=== TASK DETAILS ===
In full and without alteration, print the records below, minus any images.

Data records for software interfaces:
⟨

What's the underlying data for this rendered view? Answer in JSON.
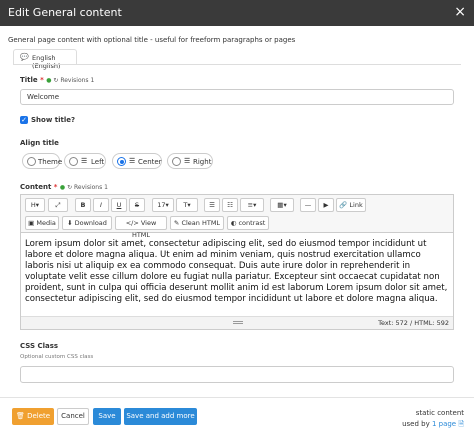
{
  "window": {
    "title": "Edit General content",
    "close": "×"
  },
  "description": "General page content with optional title - useful for freeform paragraphs or pages",
  "lang_tab": "English (English)",
  "title_field": {
    "label": "Title",
    "required": "*",
    "revisions": "Revisions 1",
    "value": "Welcome"
  },
  "show_title": {
    "label": "Show title?",
    "checked": true
  },
  "align": {
    "label": "Align title",
    "options": [
      {
        "label": "Theme",
        "selected": false
      },
      {
        "label": "Left",
        "selected": false
      },
      {
        "label": "Center",
        "selected": true
      },
      {
        "label": "Right",
        "selected": false
      }
    ]
  },
  "content_field": {
    "label": "Content",
    "required": "*",
    "revisions": "Revisions 1"
  },
  "toolbar": {
    "row1": [
      "H▾",
      "⤢",
      "B",
      "I",
      "U",
      "S",
      "17▾",
      "T▾",
      "☰",
      "☷",
      "≡▾",
      "▦▾",
      "—",
      "▶",
      "Link"
    ],
    "row2": [
      "Media",
      "Download",
      "View HTML",
      "Clean HTML",
      "contrast"
    ]
  },
  "content_text": "Lorem ipsum dolor sit amet, consectetur adipiscing elit, sed do eiusmod tempor incididunt ut labore et dolore magna aliqua. Ut enim ad minim veniam, quis nostrud exercitation ullamco laboris nisi ut aliquip ex ea commodo consequat. Duis aute irure dolor in reprehenderit in voluptate velit esse cillum dolore eu fugiat nulla pariatur. Excepteur sint occaecat cupidatat non proident, sunt in culpa qui officia deserunt mollit anim id est laborum Lorem ipsum dolor sit amet, consectetur adipiscing elit, sed do eiusmod tempor incididunt ut labore et dolore magna aliqua.",
  "text_count": "Text: 572 / HTML: 592",
  "css_class": {
    "label": "CSS Class",
    "hint": "Optional custom CSS class",
    "value": ""
  },
  "footer": {
    "delete": "Delete",
    "cancel": "Cancel",
    "save": "Save",
    "save_add": "Save and add more",
    "static_line1": "static content",
    "used_by": "used by",
    "used_link": "1 page"
  },
  "colors": {
    "accent": "#2b8ad8",
    "delete": "#f0a030",
    "titlebar": "#3a3a3a"
  },
  "icons": {
    "close": "close-icon",
    "bubble": "chat-bubble-icon",
    "history": "history-icon",
    "trash": "trash-icon",
    "doc": "document-icon"
  }
}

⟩

=== RESULT FOR THIS EXERCISE ===
What's the underlying data for this rendered view? Answer in JSON.
{
  "window": {
    "title": "Edit General content",
    "close": "×"
  },
  "description": "General page content with optional title - useful for freeform paragraphs or pages",
  "lang_tab": "English (English)",
  "title_field": {
    "label": "Title",
    "required": "*",
    "revisions": "Revisions 1",
    "value": "Welcome"
  },
  "show_title": {
    "label": "Show title?",
    "checked": true
  },
  "align": {
    "label": "Align title",
    "options": [
      {
        "label": "Theme",
        "selected": false
      },
      {
        "label": "Left",
        "selected": false
      },
      {
        "label": "Center",
        "selected": true
      },
      {
        "label": "Right",
        "selected": false
      }
    ]
  },
  "content_field": {
    "label": "Content",
    "required": "*",
    "revisions": "Revisions 1"
  },
  "toolbar": {
    "row1": [
      "H▾",
      "⤢",
      "B",
      "I",
      "U",
      "S",
      "17▾",
      "T▾",
      "☰",
      "☷",
      "≡▾",
      "▦▾",
      "—",
      "▶",
      "Link"
    ],
    "row2": [
      "Media",
      "Download",
      "View HTML",
      "Clean HTML",
      "contrast"
    ]
  },
  "content_text": "Lorem ipsum dolor sit amet, consectetur adipiscing elit, sed do eiusmod tempor incididunt ut labore et dolore magna aliqua. Ut enim ad minim veniam, quis nostrud exercitation ullamco laboris nisi ut aliquip ex ea commodo consequat. Duis aute irure dolor in reprehenderit in voluptate velit esse cillum dolore eu fugiat nulla pariatur. Excepteur sint occaecat cupidatat non proident, sunt in culpa qui officia deserunt mollit anim id est laborum Lorem ipsum dolor sit amet, consectetur adipiscing elit, sed do eiusmod tempor incididunt ut labore et dolore magna aliqua.",
  "text_count": "Text: 572 / HTML: 592",
  "css_class": {
    "label": "CSS Class",
    "hint": "Optional custom CSS class",
    "value": ""
  },
  "footer": {
    "delete": "Delete",
    "cancel": "Cancel",
    "save": "Save",
    "save_add": "Save and add more",
    "static_line1": "static content",
    "used_by": "used by",
    "used_link": "1 page"
  },
  "colors": {
    "accent": "#2b8ad8",
    "delete": "#f0a030",
    "titlebar": "#3a3a3a"
  },
  "icons": {
    "close": "close-icon",
    "bubble": "chat-bubble-icon",
    "history": "history-icon",
    "trash": "trash-icon",
    "doc": "document-icon"
  }
}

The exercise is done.